**Material shown:**
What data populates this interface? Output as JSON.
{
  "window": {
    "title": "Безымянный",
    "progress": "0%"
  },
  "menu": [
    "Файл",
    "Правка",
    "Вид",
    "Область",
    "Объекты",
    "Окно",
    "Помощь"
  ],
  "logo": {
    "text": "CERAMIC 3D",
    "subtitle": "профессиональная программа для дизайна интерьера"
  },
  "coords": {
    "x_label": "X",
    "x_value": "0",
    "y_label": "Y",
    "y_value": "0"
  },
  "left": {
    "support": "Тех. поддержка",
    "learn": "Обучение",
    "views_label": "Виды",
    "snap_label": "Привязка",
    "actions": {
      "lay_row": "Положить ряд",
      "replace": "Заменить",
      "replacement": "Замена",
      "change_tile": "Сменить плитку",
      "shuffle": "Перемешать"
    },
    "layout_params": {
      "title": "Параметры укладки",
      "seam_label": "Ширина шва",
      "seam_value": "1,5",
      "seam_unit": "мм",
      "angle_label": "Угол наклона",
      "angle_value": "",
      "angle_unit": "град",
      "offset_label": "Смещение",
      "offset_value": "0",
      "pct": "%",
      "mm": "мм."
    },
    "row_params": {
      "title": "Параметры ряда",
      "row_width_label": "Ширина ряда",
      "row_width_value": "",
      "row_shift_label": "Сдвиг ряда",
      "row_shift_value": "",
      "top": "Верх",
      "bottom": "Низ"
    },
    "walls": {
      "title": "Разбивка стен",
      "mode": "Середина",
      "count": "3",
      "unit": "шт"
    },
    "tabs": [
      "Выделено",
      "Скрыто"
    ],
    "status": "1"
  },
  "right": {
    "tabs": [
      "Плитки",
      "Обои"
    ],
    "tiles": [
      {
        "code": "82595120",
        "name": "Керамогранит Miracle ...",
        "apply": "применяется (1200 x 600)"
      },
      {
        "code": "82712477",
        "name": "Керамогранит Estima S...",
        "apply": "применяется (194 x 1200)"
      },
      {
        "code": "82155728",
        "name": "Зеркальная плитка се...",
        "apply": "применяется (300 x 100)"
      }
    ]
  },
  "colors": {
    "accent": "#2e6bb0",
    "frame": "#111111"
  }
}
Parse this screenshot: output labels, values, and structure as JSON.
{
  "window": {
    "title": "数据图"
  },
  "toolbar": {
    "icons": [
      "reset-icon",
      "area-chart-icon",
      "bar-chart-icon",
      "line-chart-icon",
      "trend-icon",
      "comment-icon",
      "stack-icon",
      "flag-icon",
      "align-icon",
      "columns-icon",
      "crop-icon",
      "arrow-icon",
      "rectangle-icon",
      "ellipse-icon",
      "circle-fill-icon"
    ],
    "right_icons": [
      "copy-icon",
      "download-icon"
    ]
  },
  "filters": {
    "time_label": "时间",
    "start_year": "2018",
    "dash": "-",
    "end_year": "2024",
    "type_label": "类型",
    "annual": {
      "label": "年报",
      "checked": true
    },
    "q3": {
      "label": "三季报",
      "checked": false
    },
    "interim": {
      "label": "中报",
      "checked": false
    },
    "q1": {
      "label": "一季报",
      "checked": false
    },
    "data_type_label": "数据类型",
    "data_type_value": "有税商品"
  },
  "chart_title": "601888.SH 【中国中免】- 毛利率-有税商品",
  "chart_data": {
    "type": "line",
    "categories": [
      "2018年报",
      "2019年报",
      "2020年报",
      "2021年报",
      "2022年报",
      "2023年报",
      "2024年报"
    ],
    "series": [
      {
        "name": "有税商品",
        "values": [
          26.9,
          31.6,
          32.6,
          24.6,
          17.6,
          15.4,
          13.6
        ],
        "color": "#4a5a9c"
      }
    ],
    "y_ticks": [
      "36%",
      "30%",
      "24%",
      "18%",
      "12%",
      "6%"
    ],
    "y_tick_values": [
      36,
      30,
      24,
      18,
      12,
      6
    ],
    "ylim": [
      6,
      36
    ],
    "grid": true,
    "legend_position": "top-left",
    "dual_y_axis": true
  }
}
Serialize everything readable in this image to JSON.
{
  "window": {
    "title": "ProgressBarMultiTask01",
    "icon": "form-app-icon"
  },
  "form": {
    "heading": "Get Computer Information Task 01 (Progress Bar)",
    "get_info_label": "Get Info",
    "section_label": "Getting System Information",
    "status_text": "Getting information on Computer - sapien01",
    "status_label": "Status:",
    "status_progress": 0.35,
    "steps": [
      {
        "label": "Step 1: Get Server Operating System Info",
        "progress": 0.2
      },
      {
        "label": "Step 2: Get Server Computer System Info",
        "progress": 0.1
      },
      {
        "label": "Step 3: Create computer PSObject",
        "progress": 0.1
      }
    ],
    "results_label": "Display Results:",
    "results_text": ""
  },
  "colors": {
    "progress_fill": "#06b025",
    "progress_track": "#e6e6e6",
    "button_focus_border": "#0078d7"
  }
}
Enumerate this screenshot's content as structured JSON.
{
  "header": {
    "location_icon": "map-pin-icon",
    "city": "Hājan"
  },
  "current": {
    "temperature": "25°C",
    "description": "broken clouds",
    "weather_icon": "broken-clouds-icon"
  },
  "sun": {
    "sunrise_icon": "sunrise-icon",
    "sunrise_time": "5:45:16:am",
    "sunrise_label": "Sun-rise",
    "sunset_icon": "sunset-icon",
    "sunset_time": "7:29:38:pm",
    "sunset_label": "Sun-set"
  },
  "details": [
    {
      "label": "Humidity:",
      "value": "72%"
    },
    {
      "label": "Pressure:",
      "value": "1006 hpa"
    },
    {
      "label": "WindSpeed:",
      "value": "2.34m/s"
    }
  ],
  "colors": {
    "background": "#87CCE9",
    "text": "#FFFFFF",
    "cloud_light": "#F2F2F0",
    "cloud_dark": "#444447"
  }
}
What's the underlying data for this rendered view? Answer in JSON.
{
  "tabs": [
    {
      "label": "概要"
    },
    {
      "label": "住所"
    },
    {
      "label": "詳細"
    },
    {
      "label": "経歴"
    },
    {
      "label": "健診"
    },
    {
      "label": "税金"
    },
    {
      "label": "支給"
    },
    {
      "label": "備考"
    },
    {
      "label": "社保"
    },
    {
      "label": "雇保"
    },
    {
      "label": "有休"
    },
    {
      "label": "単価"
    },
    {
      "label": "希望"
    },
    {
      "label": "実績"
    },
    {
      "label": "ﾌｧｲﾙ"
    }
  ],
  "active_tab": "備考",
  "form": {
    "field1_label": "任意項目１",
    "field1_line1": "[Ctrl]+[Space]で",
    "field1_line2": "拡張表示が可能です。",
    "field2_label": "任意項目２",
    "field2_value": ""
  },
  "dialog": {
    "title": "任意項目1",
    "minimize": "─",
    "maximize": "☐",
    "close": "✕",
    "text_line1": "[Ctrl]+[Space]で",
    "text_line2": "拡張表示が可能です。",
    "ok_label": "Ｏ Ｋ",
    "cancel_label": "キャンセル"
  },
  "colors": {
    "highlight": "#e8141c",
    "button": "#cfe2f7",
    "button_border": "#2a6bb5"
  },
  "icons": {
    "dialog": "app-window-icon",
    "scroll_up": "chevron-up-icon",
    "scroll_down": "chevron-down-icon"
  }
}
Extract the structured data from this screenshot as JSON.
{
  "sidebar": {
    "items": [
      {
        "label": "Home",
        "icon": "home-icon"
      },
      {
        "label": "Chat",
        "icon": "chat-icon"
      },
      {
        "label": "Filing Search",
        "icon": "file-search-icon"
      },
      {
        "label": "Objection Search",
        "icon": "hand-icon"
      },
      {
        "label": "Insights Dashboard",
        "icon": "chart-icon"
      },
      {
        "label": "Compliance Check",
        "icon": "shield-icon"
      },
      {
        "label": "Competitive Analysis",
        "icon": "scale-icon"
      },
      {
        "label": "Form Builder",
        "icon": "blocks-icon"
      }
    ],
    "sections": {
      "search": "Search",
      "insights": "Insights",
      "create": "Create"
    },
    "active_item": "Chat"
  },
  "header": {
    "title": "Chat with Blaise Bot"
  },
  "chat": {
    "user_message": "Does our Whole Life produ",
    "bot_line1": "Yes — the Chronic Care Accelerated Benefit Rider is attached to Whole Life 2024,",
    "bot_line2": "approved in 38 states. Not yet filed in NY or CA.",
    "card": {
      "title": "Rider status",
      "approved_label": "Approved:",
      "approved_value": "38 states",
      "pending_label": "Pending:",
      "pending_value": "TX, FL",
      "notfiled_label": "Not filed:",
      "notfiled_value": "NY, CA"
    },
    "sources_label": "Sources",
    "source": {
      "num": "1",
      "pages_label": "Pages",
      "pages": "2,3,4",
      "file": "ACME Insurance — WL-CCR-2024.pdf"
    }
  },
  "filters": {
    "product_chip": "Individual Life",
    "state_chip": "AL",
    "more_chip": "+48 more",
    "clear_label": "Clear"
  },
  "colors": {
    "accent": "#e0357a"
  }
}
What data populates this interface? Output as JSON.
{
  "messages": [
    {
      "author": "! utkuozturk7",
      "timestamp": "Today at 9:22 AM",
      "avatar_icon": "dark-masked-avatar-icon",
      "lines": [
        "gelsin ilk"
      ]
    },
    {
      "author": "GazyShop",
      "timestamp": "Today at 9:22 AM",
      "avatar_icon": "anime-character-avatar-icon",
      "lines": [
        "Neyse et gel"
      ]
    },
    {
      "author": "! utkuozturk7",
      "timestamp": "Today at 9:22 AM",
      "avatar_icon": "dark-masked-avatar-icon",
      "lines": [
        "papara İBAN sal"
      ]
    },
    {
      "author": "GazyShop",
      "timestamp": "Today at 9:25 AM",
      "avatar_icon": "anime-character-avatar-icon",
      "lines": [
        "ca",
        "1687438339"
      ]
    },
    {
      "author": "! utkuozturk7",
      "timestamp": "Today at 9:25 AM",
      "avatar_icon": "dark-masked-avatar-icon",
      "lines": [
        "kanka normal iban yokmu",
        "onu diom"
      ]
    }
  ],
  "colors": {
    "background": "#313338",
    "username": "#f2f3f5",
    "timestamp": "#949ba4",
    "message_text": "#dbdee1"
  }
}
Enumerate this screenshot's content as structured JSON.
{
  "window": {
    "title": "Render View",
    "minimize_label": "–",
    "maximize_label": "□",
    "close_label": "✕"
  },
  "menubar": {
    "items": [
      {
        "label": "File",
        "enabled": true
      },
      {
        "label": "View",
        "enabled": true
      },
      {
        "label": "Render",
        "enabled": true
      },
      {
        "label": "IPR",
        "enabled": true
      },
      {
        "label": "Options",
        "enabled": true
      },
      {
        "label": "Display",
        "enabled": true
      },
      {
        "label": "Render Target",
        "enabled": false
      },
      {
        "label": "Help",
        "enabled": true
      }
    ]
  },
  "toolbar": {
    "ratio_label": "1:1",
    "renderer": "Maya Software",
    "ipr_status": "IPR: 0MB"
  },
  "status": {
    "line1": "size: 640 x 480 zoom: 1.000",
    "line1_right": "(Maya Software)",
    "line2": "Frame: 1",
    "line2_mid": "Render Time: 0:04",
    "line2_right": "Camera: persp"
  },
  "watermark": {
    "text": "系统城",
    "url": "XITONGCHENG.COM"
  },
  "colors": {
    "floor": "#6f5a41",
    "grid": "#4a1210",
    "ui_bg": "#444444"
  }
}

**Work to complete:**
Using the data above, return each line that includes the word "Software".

**Result of this exercise:**
    "renderer": "Maya Software",
    "line1_right": "(Maya Software)",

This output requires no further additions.